  1. Examination of areas of risk: on the basis of the company’s Organizational Model and relevant job descriptions, the risk of commission of each crime set forth in the 231 Decree is assessed.
  2. Analysis of existing procedures: all existing procedures and ethical principles are reviewed in order to identify procedures that may reduce the risk of commission of the crimes.
  3. Possible implementation of new measures: should the analysis of existing procedures lead to conclude that some of the risks are not properly reduced, new procedures should be implemented.

The Organizational Model must be Effective A compliance program on paper will not help!

Once a company has adopted an Organizational Model by means of a resolution of the Board of Directors, the company must ensure that it is effectively implemented, that employees and other individuals acting on behalf of the company are duly trained on the model and that any breach of the Model is sanctioned.

In particular, the appointed Compliance Committee must actively supervise the effective functioning and adequacy of the Model on an ongoing basis and in independent fashion. The Compliance Committee is generally in charge of:

  • Monitoring the activity carried out within the company and the areas considered at risk;
  • Assessment of the actual implementation of, and compliance with the Organizational Model;
  • Cooperation and consultation with the management as regards the application of disciplinary sanctions to employees in the event of breach of the internal procedures provided by the Organizational Model.

The last event of our HEALTH INNOVATION ACADEMY is coming up!

On May 21, 2015 our HEALTH INNOVATION ACADEMY series will hold its last event. Join us to hear speakers on the topic of networks for innovation at Via Francesco Sforza 28, Milano (Aula Milani) followed by drinks.

As always, the event is organized in cooperation with the hospital IRCSS Cà Granda – Ospedale Maggiore Policlinico di Milano and with Politecnico di Milano – e-Health LAB – Informatica BioMedica e Sanità Digitale

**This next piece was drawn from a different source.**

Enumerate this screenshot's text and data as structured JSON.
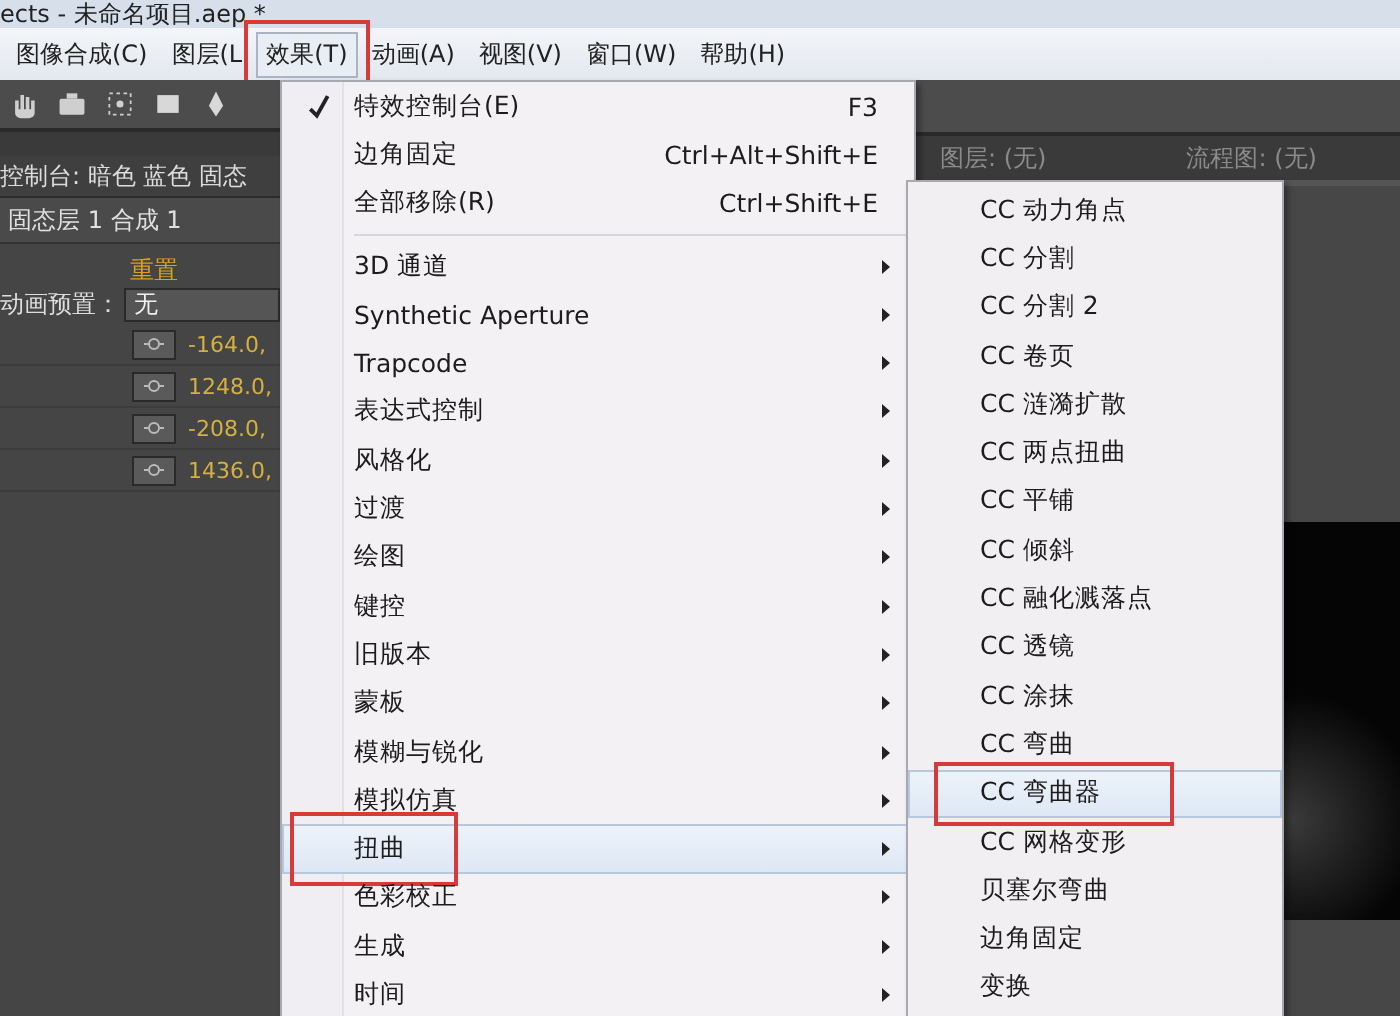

To find out more about the May 21 program or about HEALTH INNOVATION ACADEMY’s past events, click here: